    The neighborhood had not aged well, the street surfaces, home exteriors and ancient trees appearing to suffer from the same degenerative disease. It occurred to me that whatever malevolence had spawned in old man Hannigan's backyard all those years ago had seeped out into the world at large and was even now metastasizing to join the dance of the unbending laws governing geometric growth and exponential decay creeping out from the urban center. The relentless impulse of development fought the equally tenacious forces of recession. It seemed on every corner car washes sat next to strip malls tenanted by check cashing services and store-front churches.
    Ridgewood Lane had been broken up by all these cross-purposed forces into a half-dozen sections, some separated by as many as four city blocks along one or both axes of the compass. With my old street finally remembered and realigned, I took my best guess at where I had once lived. Some of the old houses exuded a vaguely sinister familiarity, as if I were being warned that time is not reversible, some things are best left forgotten, and as old Mrs. Corman once said of Hannigan's backyard, “Some earth needs saltin'.” 
    I drove up and down the same three block section several times until I was at last satisfied that I had my bearings and was indeed in the correct neighborhood. I pulled up and stopped in front of what should have been old man Hannigan's place. What I found was a vacant lot. Part of it, toward the rear, was fenced off.

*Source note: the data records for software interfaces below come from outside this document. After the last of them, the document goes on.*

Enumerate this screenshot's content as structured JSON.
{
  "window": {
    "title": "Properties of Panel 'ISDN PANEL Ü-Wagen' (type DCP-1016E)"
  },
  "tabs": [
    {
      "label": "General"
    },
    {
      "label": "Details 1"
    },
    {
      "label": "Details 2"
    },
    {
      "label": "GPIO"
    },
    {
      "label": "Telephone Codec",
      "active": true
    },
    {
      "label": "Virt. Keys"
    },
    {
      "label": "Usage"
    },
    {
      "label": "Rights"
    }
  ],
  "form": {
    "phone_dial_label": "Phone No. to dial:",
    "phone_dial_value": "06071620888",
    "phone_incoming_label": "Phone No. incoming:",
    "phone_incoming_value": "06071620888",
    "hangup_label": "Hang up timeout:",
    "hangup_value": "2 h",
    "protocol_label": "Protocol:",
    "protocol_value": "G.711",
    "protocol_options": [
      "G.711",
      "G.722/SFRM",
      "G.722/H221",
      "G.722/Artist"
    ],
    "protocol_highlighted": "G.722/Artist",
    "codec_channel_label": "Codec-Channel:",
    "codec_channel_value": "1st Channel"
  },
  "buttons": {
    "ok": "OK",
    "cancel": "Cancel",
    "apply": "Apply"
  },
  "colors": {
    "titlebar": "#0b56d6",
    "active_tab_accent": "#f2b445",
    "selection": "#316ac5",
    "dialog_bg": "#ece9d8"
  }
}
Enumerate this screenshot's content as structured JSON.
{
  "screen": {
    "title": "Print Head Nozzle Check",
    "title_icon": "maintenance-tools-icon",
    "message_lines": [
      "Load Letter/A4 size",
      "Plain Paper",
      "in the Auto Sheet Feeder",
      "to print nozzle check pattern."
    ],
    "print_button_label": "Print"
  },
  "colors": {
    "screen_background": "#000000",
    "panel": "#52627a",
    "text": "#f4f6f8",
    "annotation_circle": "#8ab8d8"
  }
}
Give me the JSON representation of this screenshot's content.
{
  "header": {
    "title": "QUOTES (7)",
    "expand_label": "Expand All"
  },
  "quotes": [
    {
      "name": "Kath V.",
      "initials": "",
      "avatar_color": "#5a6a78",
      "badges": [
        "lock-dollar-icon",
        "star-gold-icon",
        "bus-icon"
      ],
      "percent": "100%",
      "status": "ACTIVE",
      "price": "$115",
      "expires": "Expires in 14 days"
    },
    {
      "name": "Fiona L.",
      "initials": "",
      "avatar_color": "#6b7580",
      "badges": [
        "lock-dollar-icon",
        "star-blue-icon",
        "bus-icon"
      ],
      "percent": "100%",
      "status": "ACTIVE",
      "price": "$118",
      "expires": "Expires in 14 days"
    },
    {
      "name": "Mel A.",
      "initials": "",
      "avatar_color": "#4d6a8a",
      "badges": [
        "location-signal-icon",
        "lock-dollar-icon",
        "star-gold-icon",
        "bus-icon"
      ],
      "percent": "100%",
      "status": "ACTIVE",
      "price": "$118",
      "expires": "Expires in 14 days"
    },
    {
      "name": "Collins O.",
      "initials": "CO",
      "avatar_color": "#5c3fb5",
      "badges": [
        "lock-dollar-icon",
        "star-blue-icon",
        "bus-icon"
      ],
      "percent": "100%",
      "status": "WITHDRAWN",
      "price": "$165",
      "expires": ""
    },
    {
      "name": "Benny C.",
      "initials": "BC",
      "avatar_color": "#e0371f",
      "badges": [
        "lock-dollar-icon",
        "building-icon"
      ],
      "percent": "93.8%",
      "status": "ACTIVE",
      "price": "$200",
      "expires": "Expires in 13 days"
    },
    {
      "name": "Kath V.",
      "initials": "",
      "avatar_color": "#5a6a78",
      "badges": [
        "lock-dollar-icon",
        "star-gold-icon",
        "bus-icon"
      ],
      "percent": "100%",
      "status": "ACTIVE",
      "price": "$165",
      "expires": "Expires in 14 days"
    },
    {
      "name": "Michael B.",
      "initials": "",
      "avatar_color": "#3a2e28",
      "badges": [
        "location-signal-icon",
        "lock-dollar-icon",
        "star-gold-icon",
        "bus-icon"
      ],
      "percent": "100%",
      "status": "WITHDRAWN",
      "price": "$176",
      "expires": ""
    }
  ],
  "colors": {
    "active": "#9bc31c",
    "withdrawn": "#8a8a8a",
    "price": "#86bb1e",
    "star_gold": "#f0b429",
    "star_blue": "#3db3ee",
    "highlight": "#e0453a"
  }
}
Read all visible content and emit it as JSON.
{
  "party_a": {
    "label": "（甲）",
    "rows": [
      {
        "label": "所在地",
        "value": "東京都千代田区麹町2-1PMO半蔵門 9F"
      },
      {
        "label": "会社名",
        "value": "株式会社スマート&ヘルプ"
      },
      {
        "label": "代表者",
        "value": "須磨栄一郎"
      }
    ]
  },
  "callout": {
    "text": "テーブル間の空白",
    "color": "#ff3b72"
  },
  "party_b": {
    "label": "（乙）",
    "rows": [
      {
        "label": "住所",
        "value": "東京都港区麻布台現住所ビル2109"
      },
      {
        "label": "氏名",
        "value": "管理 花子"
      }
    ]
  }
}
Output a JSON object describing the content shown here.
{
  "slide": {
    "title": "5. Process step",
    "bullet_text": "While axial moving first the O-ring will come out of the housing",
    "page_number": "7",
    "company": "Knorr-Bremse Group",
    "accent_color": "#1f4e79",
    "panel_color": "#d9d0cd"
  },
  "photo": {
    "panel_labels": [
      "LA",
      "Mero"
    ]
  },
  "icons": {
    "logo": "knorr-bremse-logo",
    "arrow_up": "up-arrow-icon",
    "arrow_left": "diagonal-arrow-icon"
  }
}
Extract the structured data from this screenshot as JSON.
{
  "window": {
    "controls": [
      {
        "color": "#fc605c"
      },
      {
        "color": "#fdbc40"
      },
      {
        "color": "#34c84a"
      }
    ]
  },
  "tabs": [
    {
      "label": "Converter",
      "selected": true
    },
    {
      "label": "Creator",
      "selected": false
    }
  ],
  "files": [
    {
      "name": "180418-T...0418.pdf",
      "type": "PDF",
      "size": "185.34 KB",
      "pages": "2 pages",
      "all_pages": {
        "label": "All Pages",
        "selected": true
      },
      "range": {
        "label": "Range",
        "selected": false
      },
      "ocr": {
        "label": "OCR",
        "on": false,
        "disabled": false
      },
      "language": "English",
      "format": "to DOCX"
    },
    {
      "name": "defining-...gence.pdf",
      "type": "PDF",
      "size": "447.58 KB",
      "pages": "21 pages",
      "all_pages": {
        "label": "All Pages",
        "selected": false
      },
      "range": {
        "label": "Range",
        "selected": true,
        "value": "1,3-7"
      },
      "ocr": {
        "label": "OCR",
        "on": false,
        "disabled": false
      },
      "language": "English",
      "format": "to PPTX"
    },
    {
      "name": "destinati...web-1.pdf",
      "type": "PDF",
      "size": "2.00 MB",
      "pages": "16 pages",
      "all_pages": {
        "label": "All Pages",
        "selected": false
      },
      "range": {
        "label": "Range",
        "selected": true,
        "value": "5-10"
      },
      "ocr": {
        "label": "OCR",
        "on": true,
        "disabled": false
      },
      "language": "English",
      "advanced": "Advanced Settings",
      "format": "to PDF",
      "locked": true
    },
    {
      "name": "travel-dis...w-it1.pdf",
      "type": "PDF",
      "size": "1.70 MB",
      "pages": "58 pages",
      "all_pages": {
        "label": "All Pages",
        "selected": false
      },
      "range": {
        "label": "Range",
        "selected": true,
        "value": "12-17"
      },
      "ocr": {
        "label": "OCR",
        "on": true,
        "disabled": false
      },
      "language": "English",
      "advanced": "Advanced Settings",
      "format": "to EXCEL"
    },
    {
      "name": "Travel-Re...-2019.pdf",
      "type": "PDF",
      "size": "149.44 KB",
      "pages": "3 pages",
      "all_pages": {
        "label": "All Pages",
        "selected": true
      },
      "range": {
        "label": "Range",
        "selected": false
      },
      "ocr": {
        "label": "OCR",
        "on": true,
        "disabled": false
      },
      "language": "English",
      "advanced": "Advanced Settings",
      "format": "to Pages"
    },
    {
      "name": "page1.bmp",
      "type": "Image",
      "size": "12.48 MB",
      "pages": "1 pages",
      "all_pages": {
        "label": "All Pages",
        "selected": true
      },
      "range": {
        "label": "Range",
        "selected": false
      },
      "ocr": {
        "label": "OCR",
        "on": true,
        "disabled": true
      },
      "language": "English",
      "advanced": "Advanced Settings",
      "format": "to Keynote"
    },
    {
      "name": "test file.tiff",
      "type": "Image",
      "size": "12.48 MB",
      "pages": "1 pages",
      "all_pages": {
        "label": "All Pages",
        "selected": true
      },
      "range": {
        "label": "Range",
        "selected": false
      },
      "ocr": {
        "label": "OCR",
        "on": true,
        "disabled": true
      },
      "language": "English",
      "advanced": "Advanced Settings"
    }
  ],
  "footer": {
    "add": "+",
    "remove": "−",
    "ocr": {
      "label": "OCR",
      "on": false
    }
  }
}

I got out and walked toward it, until I was sure of what I was looking at. There, encircled by six feet of chain link, were small plots of well-tended, richly-soiled vegetable beds. A section of what was once a wooden fence panel, painted bright green with white stenciled lettering, leaned against the fence: Westwood Heights Community Garden—Made Possible by the Generous Bequest of Nathaniel Hannigan.

     

THE COURTSHIP OF WINDS

© 2015 by William Ray